In the 21st century, health care leaders and providers are facing a myriad of population health challenges. They need to develop new approaches to address the many complex issues that face them.
The greatest health risks in the 21st century include climate change, air pollution, noncommunicable diseases (NCDs), and antibiotic resistance. These threats are changing the landscape of global health and pose a major challenge to health systems around the world.
1. Climate Change
The world is warming faster than at any time in history due to the greenhouse gases that we are releasing into the atmosphere. This extra heat is making the world’s climate system shift, changing weather patterns and disrupting the usual balance of nature.
Scientists say we need to keep global temperatures below 1.5C to avoid catastrophic impacts on our planet and its people. But we can’t do that without your help.
A key way you can take action is to make sure your government is doing what it can to reduce carbon emissions. That could mean urging your representatives to enact new laws that limit carbon pollution and require polluters to pay for the carbon they produce.
You can also offset your own emissions through a reputable green project. This way, you’re not only reducing your own contribution to the problem, but you’re also helping others do the same.
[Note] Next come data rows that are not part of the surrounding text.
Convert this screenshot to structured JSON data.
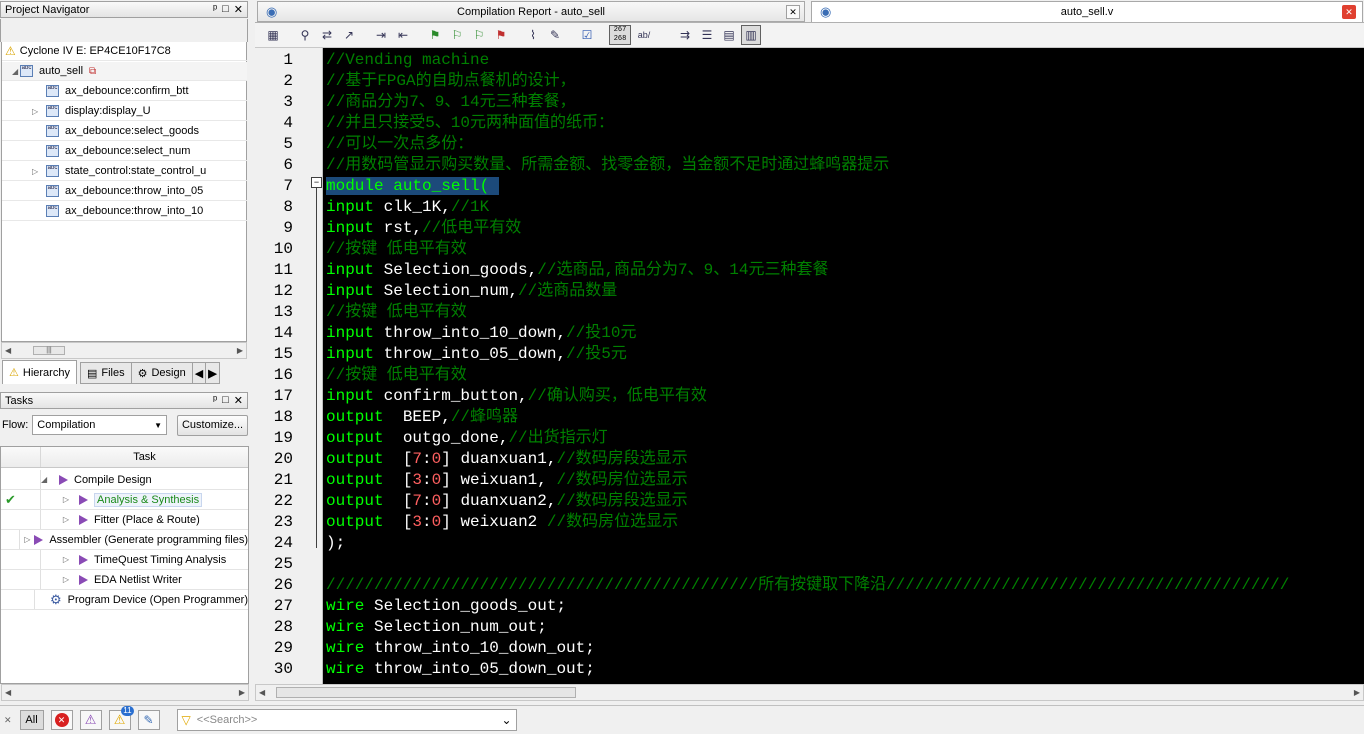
{
  "project_navigator": {
    "title": "Project Navigator",
    "pin": "ⵅ",
    "device": "Cyclone IV E: EP4CE10F17C8",
    "top_entity": "auto_sell",
    "items": [
      {
        "label": "ax_debounce:confirm_btt",
        "expandable": false
      },
      {
        "label": "display:display_U",
        "expandable": true
      },
      {
        "label": "ax_debounce:select_goods",
        "expandable": false
      },
      {
        "label": "ax_debounce:select_num",
        "expandable": false
      },
      {
        "label": "state_control:state_control_u",
        "expandable": true
      },
      {
        "label": "ax_debounce:throw_into_05",
        "expandable": false
      },
      {
        "label": "ax_debounce:throw_into_10",
        "expandable": false
      }
    ],
    "scroll_grip": "|||",
    "tabs": [
      "Hierarchy",
      "Files",
      "Design"
    ]
  },
  "tasks": {
    "title": "Tasks",
    "flow_label": "Flow:",
    "flow_value": "Compilation",
    "customize_label": "Customize...",
    "column_header": "Task",
    "rows": [
      {
        "label": "Compile Design",
        "level": 0,
        "status": "",
        "highlight": false
      },
      {
        "label": "Analysis & Synthesis",
        "level": 1,
        "status": "✔",
        "highlight": true
      },
      {
        "label": "Fitter (Place & Route)",
        "level": 1,
        "status": "",
        "highlight": false
      },
      {
        "label": "Assembler (Generate programming files)",
        "level": 1,
        "status": "",
        "highlight": false
      },
      {
        "label": "TimeQuest Timing Analysis",
        "level": 1,
        "status": "",
        "highlight": false
      },
      {
        "label": "EDA Netlist Writer",
        "level": 1,
        "status": "",
        "highlight": false
      },
      {
        "label": "Program Device (Open Programmer)",
        "level": 0,
        "status": "",
        "highlight": false
      }
    ]
  },
  "editor": {
    "tab_report": "Compilation Report - auto_sell",
    "tab_file": "auto_sell.v",
    "close_glyph": "✕",
    "line_number_badge_top": "267",
    "line_number_badge_bottom": "268",
    "ab_badge": "ab/",
    "lines": [
      [
        [
          "cm",
          "//Vending machine"
        ]
      ],
      [
        [
          "cm",
          "//基于FPGA的自助点餐机的设计，"
        ]
      ],
      [
        [
          "cm",
          "//商品分为7、9、14元三种套餐，"
        ]
      ],
      [
        [
          "cm",
          "//并且只接受5、10元两种面值的纸币："
        ]
      ],
      [
        [
          "cm",
          "//可以一次点多份："
        ]
      ],
      [
        [
          "cm",
          "//用数码管显示购买数量、所需金额、找零金额，当金额不足时通过蜂鸣器提示"
        ]
      ],
      [
        [
          "hl",
          "module auto_sell( "
        ]
      ],
      [
        [
          "kw",
          "input"
        ],
        [
          "br",
          " clk_1K,"
        ],
        [
          "cm",
          "//1K"
        ]
      ],
      [
        [
          "kw",
          "input"
        ],
        [
          "br",
          " rst,"
        ],
        [
          "cm",
          "//低电平有效"
        ]
      ],
      [
        [
          "cm",
          "//按键 低电平有效"
        ]
      ],
      [
        [
          "kw",
          "input"
        ],
        [
          "br",
          " Selection_goods,"
        ],
        [
          "cm",
          "//选商品,商品分为7、9、14元三种套餐"
        ]
      ],
      [
        [
          "kw",
          "input"
        ],
        [
          "br",
          " Selection_num,"
        ],
        [
          "cm",
          "//选商品数量"
        ]
      ],
      [
        [
          "cm",
          "//按键 低电平有效"
        ]
      ],
      [
        [
          "kw",
          "input"
        ],
        [
          "br",
          " throw_into_10_down,"
        ],
        [
          "cm",
          "//投10元"
        ]
      ],
      [
        [
          "kw",
          "input"
        ],
        [
          "br",
          " throw_into_05_down,"
        ],
        [
          "cm",
          "//投5元"
        ]
      ],
      [
        [
          "cm",
          "//按键 低电平有效"
        ]
      ],
      [
        [
          "kw",
          "input"
        ],
        [
          "br",
          " confirm_button,"
        ],
        [
          "cm",
          "//确认购买，低电平有效"
        ]
      ],
      [
        [
          "kw",
          "output"
        ],
        [
          "br",
          "  BEEP,"
        ],
        [
          "cm",
          "//蜂鸣器"
        ]
      ],
      [
        [
          "kw",
          "output"
        ],
        [
          "br",
          "  outgo_done,"
        ],
        [
          "cm",
          "//出货指示灯"
        ]
      ],
      [
        [
          "kw",
          "output"
        ],
        [
          "br",
          "  ["
        ],
        [
          "num",
          "7"
        ],
        [
          "br",
          ":"
        ],
        [
          "num",
          "0"
        ],
        [
          "br",
          "] duanxuan1,"
        ],
        [
          "cm",
          "//数码房段选显示"
        ]
      ],
      [
        [
          "kw",
          "output"
        ],
        [
          "br",
          "  ["
        ],
        [
          "num",
          "3"
        ],
        [
          "br",
          ":"
        ],
        [
          "num",
          "0"
        ],
        [
          "br",
          "] weixuan1, "
        ],
        [
          "cm",
          "//数码房位选显示"
        ]
      ],
      [
        [
          "kw",
          "output"
        ],
        [
          "br",
          "  ["
        ],
        [
          "num",
          "7"
        ],
        [
          "br",
          ":"
        ],
        [
          "num",
          "0"
        ],
        [
          "br",
          "] duanxuan2,"
        ],
        [
          "cm",
          "//数码房段选显示"
        ]
      ],
      [
        [
          "kw",
          "output"
        ],
        [
          "br",
          "  ["
        ],
        [
          "num",
          "3"
        ],
        [
          "br",
          ":"
        ],
        [
          "num",
          "0"
        ],
        [
          "br",
          "] weixuan2 "
        ],
        [
          "cm",
          "//数码房位选显示"
        ]
      ],
      [
        [
          "br",
          ");"
        ]
      ],
      [
        [
          "br",
          ""
        ]
      ],
      [
        [
          "cm",
          "/////////////////////////////////////////////所有按键取下降沿//////////////////////////////////////////"
        ]
      ],
      [
        [
          "kw",
          "wire"
        ],
        [
          "br",
          " Selection_goods_out;"
        ]
      ],
      [
        [
          "kw",
          "wire"
        ],
        [
          "br",
          " Selection_num_out;"
        ]
      ],
      [
        [
          "kw",
          "wire"
        ],
        [
          "br",
          " throw_into_10_down_out;"
        ]
      ],
      [
        [
          "kw",
          "wire"
        ],
        [
          "br",
          " throw_into_05_down_out;"
        ]
      ]
    ]
  },
  "messages": {
    "all_label": "All",
    "warning_count": "11",
    "search_placeholder": "<<Search>>"
  },
  "colors": {
    "editor_bg": "#000000",
    "keyword": "#00ff00",
    "comment": "#008000",
    "number": "#ff6060",
    "selection": "#1c4a7a"
  }
}
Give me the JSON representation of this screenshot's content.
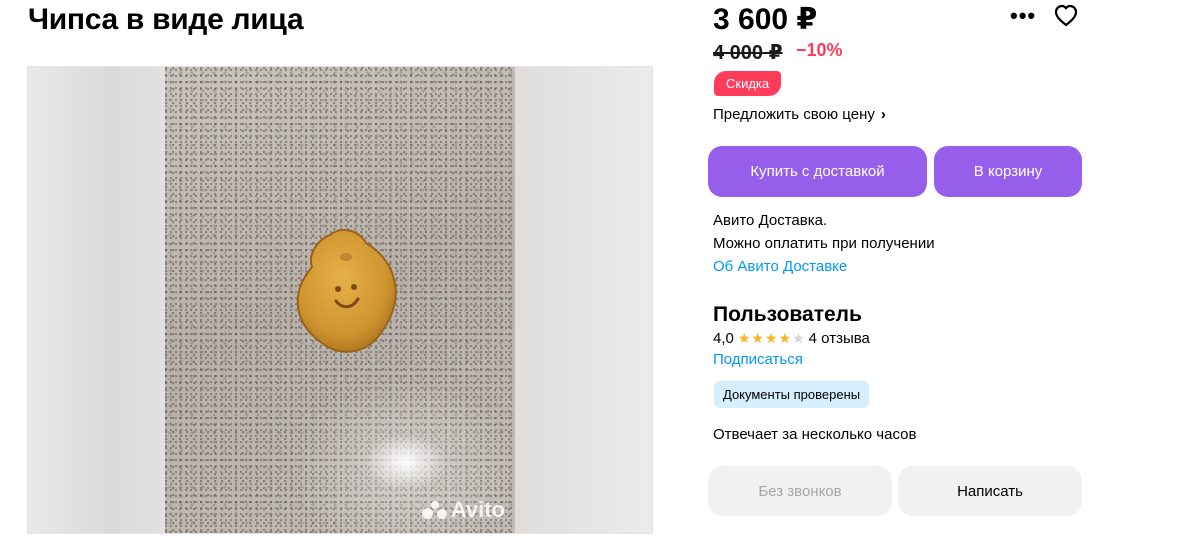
{
  "listing": {
    "title": "Чипса в виде лица",
    "price": "3 600 ₽",
    "old_price": "4 000 ₽",
    "discount": "−10%",
    "sale_badge": "Скидка",
    "offer_price_label": "Предложить свою цену",
    "watermark": "Avito"
  },
  "actions": {
    "buy_with_delivery": "Купить с доставкой",
    "add_to_cart": "В корзину"
  },
  "delivery": {
    "line1": "Авито Доставка.",
    "line2": "Можно оплатить при получении",
    "link": "Об Авито Доставке"
  },
  "seller": {
    "name": "Пользователь",
    "rating": "4,0",
    "stars_filled": 4,
    "stars_total": 5,
    "reviews": "4 отзыва",
    "subscribe": "Подписаться",
    "verified_badge": "Документы проверены",
    "response_time": "Отвечает за несколько часов"
  },
  "contact": {
    "no_calls": "Без звонков",
    "write": "Написать"
  },
  "icons": {
    "more": "more-dots-icon",
    "favorite": "heart-icon"
  },
  "colors": {
    "accent": "#965eeb",
    "sale": "#ff3d5a",
    "link": "#0099f7",
    "star": "#ffb021",
    "verified_bg": "#d6efff"
  }
}
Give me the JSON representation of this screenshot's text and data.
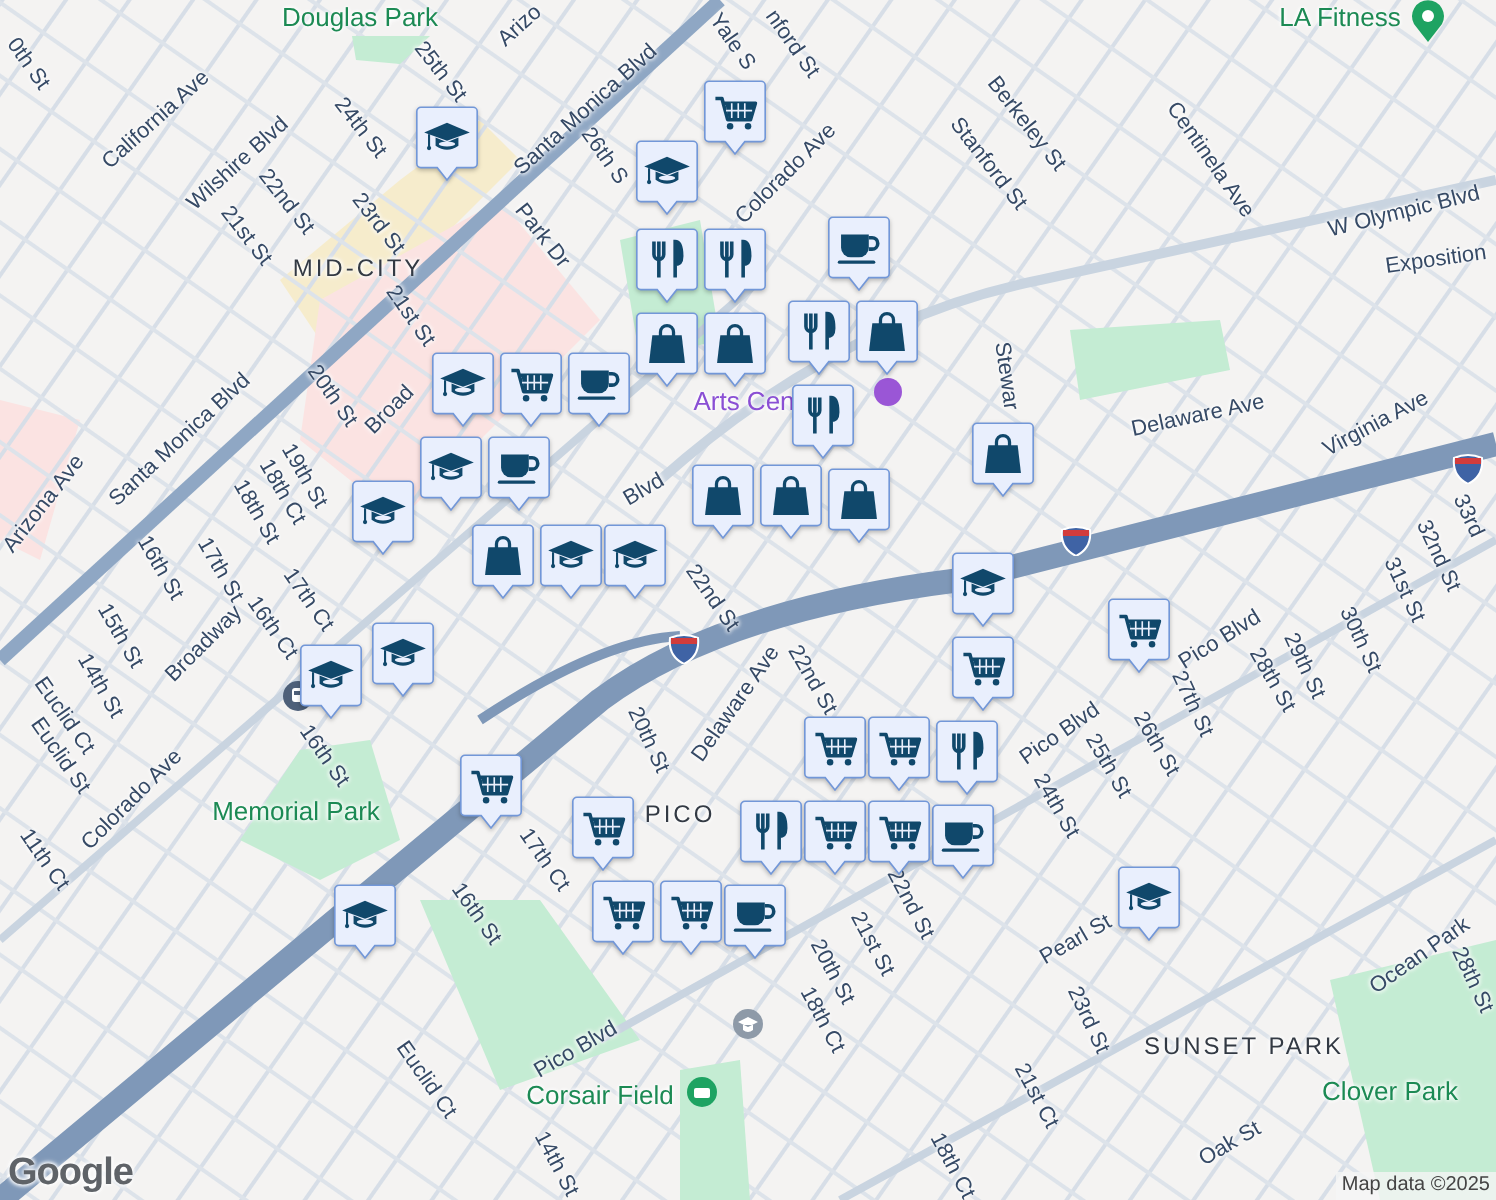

For example, the UN Climate Convention has a portfolio of dozens of projects around the world.
2. Air Pollution
Air pollution is the contamination of the air, either indoors or outdoors, with gases, fine particles, or liquid droplets that harm the health of humans, animals, and plants. The most common sources are power plants, industrial facilities, motor vehicles, and forest fires.
The most common health risks associated with air pollution are short-term respiratory infections, asthma, and chronic obstructive pulmonary disease (COPD). It also causes heart disease and lung cancer.
Reducing pollution at its source can have a significant impact on people’s health, and is highly cost-effective. Reductions in pollution decrease respiratory symptoms, school absenteeism, clinic visits, hospitalizations, and premature births.
A wide range of air pollutants, including PM2.5, ozone, and carbon monoxide, are known to cause adverse effects on human health. These chemicals are produced by the combustion of fossil fuels, particularly coal, and many other processes, including iron and steel production, chemical manufacturing, and energy generation.
3. Noncommunicable Diseases (NCDs)
NCDs (non-communicable diseases) are a collection of chronic conditions, generally slow-progressing and long-lasting, that may be the result of genetic, physiological or behavioral factors. The most common NCDs include cardiovascular diseases, cancer, diabetes and chronic respiratory diseases.
According to WHO, these non-communicable diseases account for three-quarters of the global deaths. These diseases kill 41 million people a year, with 86% of premature deaths coming from low- and middle-income countries.
These diseases are primarily a result of tobacco use, physical inactivity and unhealthy diets. These behaviors are often a precursor to developing NCDs, particularly in young children and adolescents.
WHO identifies prevention as a top priority. The report outlines an ambitious goal to reduce the risk of death from any of the four main NCDs between 30 and 70 years by one-third by 2030. It calls for increased investments in prevention and treatment, which could generate net economic benefits of $2.7 trillion by 2030.
4. Antibiotic Resistance
Antibiotics are medications used to prevent and treat infections caused by bacteria. They are important medicines that have helped to improve health and reduce illness and death from conditions such as pneumonia and tuberculosis.
However, over time some bacteria can become resistant to these drugs. These bacteria are able to grow and spread more easily than others, making them harder to kill with antibiotics.
Resistance is a serious public health problem that has global consequences. It is becoming harder to treat many infections, and if left untreated they can lead to longer hospital stays, higher medical costs, and increased mortality.
Bacteria can become resistant to antibiotics through a mutation in their DNA or by acquiring genes for antibiotic resistance from other bacteria. This is known as horizontal gene transfer. Other factors that can increase the rate of resistance include excessive use of antibiotics, inappropriate waste disposal and poor personal hygiene. These practices can be changed through vaccination, hand washing and other measures.